Your customers are constantly evaluating your brand to determine whether it’s worth their money, support and time. It’s more important than ever to offer a seamless experience across all channels.
Because of that, it’s important for companies to realize that that their loyalty programs need to embody the best of the brand across all touch points, not just onboarding.
Ninety percent of consumers expect that their experience with a brand will be similar across all platforms and devices. They expect a seamless transition between desktop and device-native applications through color, flow, and overall quality.
This takes a step further than just UI/UX design, marketing, and social.
Have you ever thought about how customer service plays into the omnichannel experience? This is especially important if you’re working with a loyalty partner on customer service and not managing it in house.
Whether by email, phone, or yes, even snail mail, your program members should not doubt that they are talking to your brand.
Whoever is answering the phone must be properly trained to stay on brand even if they’re in a remote call center. And hopefully they’re answering most of those calls in 30 seconds or less.
Track all of these interactions with the brand so that you can gather meaningful metrics about your program members.
4. Collect Data… And Use It
You must put your customers at the center of everything and you need data to do that.
How did your customers find you initially? When do they visit your website and from where? Do they behave differently on different channels?
As soon as someone starts interacting with your brand, you can start collecting that data. If you have a great loyalty program that you’ve enticed them to sign up for, you can start collecting valuable data about your best customers.
A lot of marketers collect data but fail to apply it. GameStop does an excellent job with this, however.
Their premium loyalty program, PowerUp Rewards, has more than 40 million members and those members drive three times the sales of non-members.

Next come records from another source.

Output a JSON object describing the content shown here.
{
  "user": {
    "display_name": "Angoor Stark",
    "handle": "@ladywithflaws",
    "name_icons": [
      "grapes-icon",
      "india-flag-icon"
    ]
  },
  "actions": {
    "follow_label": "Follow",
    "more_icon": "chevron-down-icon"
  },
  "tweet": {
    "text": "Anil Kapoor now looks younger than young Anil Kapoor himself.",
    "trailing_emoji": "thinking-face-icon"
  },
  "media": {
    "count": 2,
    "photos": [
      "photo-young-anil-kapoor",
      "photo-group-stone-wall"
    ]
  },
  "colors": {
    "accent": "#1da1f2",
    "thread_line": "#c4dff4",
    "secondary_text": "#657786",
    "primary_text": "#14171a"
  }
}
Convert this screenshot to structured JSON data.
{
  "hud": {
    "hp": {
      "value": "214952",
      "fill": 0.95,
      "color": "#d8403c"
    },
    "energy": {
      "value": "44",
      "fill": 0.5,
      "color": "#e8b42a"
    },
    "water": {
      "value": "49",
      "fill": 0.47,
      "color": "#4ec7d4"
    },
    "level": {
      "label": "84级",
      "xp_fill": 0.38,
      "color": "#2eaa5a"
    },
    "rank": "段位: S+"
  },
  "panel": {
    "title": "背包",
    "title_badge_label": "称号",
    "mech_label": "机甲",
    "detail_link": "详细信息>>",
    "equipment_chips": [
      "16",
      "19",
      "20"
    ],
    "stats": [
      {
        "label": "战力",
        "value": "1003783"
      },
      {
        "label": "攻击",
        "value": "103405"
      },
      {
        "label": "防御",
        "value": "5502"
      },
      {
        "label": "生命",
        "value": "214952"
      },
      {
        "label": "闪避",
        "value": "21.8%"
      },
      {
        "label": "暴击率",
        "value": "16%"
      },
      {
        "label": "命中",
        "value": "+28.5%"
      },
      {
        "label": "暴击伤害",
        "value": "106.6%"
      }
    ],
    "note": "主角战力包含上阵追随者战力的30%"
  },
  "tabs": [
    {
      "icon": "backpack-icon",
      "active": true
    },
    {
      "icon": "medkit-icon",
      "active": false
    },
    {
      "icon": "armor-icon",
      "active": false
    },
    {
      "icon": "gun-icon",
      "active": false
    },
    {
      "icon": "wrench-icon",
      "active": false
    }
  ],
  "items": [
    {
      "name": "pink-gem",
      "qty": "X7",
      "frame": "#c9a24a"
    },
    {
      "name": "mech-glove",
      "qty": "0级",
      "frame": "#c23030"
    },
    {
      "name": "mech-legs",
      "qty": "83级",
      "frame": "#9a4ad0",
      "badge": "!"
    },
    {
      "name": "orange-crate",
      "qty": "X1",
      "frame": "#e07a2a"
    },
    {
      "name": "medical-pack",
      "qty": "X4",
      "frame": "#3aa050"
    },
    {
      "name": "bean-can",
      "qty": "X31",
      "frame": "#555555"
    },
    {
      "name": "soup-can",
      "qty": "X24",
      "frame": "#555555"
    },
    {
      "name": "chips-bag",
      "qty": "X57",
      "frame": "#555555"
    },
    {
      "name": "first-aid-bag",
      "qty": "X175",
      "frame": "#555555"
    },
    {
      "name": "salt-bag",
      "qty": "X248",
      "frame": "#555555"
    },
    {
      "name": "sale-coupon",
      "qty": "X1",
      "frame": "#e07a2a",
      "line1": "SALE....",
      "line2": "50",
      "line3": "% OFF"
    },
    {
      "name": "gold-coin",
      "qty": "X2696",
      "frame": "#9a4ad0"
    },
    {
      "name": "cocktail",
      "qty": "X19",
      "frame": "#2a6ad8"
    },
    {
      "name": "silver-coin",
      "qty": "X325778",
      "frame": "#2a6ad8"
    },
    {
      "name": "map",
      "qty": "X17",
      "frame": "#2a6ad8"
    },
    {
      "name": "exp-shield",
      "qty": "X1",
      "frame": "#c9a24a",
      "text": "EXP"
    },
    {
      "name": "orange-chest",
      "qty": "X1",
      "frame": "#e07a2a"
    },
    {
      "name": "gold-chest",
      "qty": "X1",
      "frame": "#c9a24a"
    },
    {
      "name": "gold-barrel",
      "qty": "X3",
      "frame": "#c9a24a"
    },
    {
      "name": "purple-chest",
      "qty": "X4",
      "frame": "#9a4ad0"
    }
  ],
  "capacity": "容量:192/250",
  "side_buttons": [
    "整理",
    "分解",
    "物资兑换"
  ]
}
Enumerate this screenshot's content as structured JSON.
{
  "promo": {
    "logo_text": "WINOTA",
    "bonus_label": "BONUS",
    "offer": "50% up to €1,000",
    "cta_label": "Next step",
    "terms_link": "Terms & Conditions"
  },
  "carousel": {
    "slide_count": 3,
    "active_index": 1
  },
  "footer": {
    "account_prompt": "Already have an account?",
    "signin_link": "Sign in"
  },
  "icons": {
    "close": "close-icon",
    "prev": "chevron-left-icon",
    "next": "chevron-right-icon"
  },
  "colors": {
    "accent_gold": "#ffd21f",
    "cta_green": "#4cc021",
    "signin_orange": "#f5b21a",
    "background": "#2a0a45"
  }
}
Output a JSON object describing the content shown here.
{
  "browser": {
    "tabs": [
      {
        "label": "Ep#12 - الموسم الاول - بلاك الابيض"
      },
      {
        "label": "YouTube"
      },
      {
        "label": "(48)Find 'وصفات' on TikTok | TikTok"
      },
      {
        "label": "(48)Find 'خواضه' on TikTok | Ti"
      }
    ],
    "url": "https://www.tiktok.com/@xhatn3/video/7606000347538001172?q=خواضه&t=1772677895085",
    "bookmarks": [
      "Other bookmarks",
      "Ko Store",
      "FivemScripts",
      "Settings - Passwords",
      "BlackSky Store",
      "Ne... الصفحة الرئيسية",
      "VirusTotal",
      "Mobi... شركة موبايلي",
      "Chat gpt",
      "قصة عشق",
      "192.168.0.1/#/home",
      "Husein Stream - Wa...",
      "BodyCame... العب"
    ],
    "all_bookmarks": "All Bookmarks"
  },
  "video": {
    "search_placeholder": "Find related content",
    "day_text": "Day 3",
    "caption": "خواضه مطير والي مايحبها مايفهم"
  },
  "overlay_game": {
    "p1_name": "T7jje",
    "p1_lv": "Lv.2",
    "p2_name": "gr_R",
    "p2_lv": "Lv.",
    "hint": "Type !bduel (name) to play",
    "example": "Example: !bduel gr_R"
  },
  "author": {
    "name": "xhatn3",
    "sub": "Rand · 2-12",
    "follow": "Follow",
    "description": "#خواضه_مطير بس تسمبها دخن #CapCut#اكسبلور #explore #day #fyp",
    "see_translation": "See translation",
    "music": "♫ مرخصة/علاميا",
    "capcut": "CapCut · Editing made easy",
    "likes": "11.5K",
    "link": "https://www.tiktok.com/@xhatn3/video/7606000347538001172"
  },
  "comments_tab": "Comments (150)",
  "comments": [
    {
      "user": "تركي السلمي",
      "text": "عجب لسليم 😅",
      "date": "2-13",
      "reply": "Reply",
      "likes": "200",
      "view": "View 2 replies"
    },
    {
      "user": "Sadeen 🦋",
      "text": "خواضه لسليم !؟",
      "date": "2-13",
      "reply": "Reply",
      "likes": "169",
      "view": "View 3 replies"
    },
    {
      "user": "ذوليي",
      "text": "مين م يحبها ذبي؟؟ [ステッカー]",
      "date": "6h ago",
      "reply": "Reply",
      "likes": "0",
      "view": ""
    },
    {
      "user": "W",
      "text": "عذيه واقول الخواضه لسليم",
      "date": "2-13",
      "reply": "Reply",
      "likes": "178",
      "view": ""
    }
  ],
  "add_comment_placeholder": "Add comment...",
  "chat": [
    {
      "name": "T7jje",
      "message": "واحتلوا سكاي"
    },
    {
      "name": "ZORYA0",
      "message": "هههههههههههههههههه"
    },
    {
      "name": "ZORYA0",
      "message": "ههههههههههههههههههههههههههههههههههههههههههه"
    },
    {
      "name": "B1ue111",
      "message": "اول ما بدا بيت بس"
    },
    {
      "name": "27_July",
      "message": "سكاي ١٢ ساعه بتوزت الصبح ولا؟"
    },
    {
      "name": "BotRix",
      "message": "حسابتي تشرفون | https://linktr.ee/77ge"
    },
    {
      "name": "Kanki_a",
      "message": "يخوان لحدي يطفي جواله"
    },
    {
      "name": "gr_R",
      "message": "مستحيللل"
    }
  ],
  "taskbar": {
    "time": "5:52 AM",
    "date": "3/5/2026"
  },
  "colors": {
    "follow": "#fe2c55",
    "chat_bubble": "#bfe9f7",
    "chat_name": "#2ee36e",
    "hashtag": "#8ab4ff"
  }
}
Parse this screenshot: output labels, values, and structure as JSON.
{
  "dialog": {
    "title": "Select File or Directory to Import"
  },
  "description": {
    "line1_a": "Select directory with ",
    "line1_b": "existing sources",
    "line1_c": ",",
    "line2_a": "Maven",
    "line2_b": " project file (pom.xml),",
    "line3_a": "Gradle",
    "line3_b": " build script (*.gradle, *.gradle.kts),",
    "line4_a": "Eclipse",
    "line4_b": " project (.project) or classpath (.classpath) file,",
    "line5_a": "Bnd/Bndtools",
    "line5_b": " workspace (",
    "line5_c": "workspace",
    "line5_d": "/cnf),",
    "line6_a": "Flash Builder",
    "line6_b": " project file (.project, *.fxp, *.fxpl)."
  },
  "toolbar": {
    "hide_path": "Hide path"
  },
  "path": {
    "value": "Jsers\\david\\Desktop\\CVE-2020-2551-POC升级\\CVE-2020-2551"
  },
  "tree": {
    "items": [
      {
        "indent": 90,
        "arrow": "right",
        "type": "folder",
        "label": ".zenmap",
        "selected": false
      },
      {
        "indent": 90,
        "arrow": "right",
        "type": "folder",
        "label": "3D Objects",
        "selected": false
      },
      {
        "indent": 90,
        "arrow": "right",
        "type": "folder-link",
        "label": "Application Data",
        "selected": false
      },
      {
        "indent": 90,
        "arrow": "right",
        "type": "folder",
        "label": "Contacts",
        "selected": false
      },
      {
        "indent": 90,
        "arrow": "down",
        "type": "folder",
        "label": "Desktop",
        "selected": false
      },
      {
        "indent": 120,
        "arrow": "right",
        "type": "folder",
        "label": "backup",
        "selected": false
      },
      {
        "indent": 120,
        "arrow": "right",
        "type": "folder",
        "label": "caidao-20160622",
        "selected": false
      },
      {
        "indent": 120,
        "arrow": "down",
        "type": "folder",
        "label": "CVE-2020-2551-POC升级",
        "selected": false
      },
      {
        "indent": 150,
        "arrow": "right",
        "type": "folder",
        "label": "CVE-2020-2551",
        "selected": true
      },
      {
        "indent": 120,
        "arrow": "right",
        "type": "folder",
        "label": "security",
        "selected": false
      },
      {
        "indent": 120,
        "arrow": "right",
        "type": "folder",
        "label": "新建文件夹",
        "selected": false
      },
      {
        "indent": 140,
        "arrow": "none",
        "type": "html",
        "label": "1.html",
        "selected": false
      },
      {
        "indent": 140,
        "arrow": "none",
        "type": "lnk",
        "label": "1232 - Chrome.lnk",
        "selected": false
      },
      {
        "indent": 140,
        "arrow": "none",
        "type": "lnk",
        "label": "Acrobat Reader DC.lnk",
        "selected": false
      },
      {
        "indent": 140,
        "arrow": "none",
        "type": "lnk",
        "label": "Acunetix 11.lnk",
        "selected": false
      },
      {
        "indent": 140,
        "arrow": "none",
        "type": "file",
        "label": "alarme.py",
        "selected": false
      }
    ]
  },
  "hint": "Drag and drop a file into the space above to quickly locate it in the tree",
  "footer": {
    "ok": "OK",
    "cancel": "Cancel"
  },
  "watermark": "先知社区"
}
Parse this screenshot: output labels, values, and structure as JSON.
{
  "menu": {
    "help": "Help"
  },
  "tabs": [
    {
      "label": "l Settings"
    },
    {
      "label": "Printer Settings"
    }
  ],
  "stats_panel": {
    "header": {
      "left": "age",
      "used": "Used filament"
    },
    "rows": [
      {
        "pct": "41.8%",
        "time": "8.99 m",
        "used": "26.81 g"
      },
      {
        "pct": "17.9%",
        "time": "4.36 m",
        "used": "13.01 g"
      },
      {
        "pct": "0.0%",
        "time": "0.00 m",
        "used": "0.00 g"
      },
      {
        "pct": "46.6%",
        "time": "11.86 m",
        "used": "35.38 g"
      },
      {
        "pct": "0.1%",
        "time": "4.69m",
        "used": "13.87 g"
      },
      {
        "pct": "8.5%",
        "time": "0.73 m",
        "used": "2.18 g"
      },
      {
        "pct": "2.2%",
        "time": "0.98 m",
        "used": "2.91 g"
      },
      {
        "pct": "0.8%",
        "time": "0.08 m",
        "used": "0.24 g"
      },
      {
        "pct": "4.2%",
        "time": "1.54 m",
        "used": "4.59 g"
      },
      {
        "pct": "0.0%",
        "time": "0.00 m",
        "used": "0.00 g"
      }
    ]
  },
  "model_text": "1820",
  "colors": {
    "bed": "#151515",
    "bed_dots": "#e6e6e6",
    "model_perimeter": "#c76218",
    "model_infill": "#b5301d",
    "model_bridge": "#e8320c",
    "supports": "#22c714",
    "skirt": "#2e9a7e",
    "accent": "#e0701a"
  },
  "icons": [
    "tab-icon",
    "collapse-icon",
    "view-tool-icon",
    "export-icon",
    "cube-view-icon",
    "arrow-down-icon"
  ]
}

The data acquired from the program is used to drive personalized recommendations. It has even helped the company decide the most effective demographics for new store openings.
5. Build a Paid Loyalty Program
Paid loyalty programs naturally fight the causes of loyalty fatigue.
When members pay to join a program, even a minimal amount, they are immediately more invested than someone who joins a free program. That means they’ll be less likely to shop with a competitor and they’ll be more engaged because they will want to make sure they are getting their money’s worth.
Let’s look at Amazon Prime. Psychologically, Prime members want to make additional purchases to justify the membership cost.
Just as importantly, Amazon has made sure they are committed to running a program that’s increasingly valuable to their members. In this way, their paid program is very much differentiated from other retailers.
Of course, with more valuable benefits come more costs. While free program rewards are usually considered costs, and have even earned loyalty programs the reputation of margin killers, this isn’t true of paid loyalty programs.
A paid premium loyalty program, like Prime, creates a steady additional revenue stream which can be used to enhance member benefits continually.
This also equals better data. Just like in the GameStop example above, more engaged customers provide more data which is used to drive business decisions.
As a result, Amazon Prime members spend $1300 per year as compared to non-members who only spend $700.
This shows just how valuable a paid loyalty program can be as part of your overall marketing strategy.
Don’t Succumb To Loyalty Fatigue
Competition in the retail space is increasing every day. At the same time, customer loyalty is decreasing.
Create a loyalty program that stands out from your competitors and offers real value to your members. Close the experience gap and collect great data to drive your business. Consider all of the benefits of a paid loyalty program.
Make it your priority to beat loyalty fatigue.
If you would like to discuss loyalty fatigue and how to cure it, contact us anytime. We’d love to hear about your experience!